So what is the answer? What is the Perfect Diet?
There isn't one.
I know - what a let down. But the fact of the matter is there isn't one particular diet that is best suited to EVERY single person on the planet!
Sure there are universal elements that we can apply to everybody if you want to be healthier (we'll get to those later!) but if you want me to tell you that Vegetrianism trumps Paleo, or 5:2 beats Mediterranean (or vice versa in either example) then I'm sorry, but I can't because the fact is what the right diet is for one person is not necessarily the right diet for the next. And what is the right diet for you personally right now, may not be the right diet for you in 12 months, or 12 years from now.
Now this doesn't mean that as Naturopaths or Nutritionists we don't all have our own favourite approaches to eating that we personally follow, and that work for us - but to then assume from that one personal experience that everybody should be doing the same is just plain wrong! We are trained to treat each person as unique and individual, and to adapt things as needed in order to get the best results for our patients. Let me give you a few examples:
- A high fibre diet we all know is great for health in so many ways - but if I was treating someone suffering from an acute diverticulitis attack, a high fibre diet would be the very WORST thing we could do at that point.

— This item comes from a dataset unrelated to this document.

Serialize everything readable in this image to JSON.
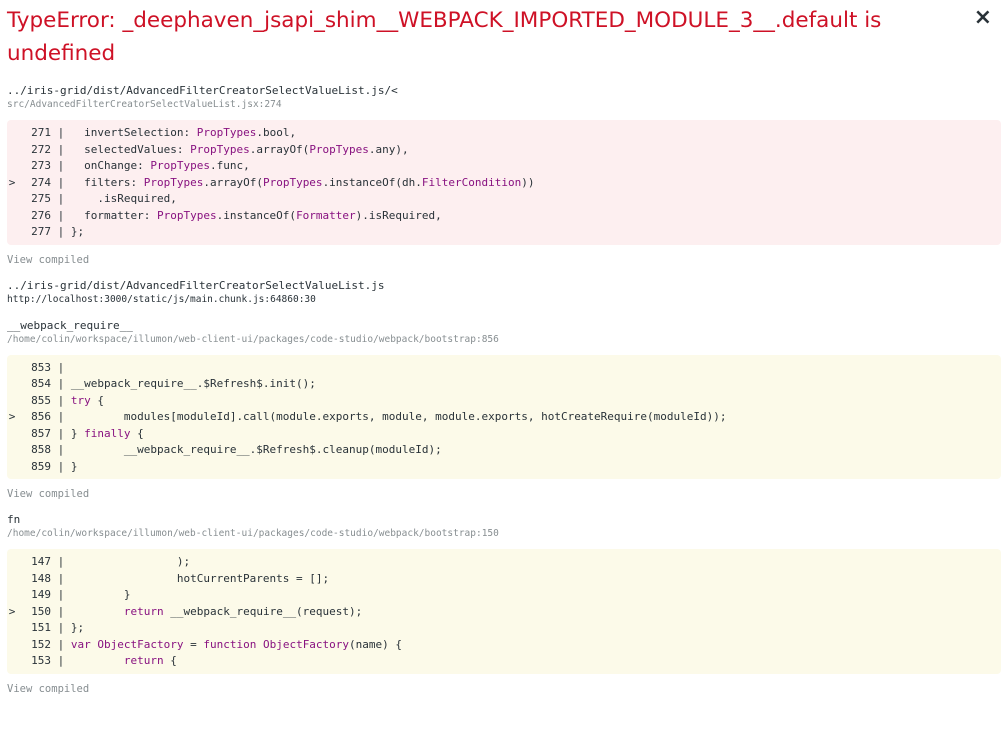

- Or perhaps I'm treating someone with thyroid disease who has been following a VLCD (very low carb diet). Now some people may do extremely well with that approach, but this person may find that by increasing their carbs they may improve their T3 levels (an important thyroid hormone). However if that same person came to me with SIBO (small intestinal bacterial overgrowth) instead, they would be put on a VERY strict diet that restricts most carbohydrates in order to avoid feeding the bacterial overgrowth further.
- Personal ethics also need to be taken into account. There's no point me telling a vegan with anemia to go and eat a steak if they have chosen to be vegan for ethical reasons. And conversely it would be very detrimental for me not to advocate eating iron rich meat to someone suffering anemia who isn't vegetarian just because I personally choose to avoid meat.
At the end of the day if you've been eating a typical 'Western Diet' which is high in trans fats, refined foods, sodium, sugar and plent of other nasties, and you are ready to change that - no matter which of the various food camps you listen to most of them will say something along the lines of:
- include more plant based foods
- remove refined carbohydrates
- remove processed foods and additives
- don't drink sugary drinks
Just by following those 4 things, you will make a huge difference to your health. The other small tweaks such as eat meat/don't eat meat, eat low carb/eat high carb, eat dairy/avoid dairy, etc will come down to your individual biochemistry, personal values and the health issues you face at the time.
Naturopath & Nutritionist
The Natural Health and Wellness Clinic
(030 5977 7342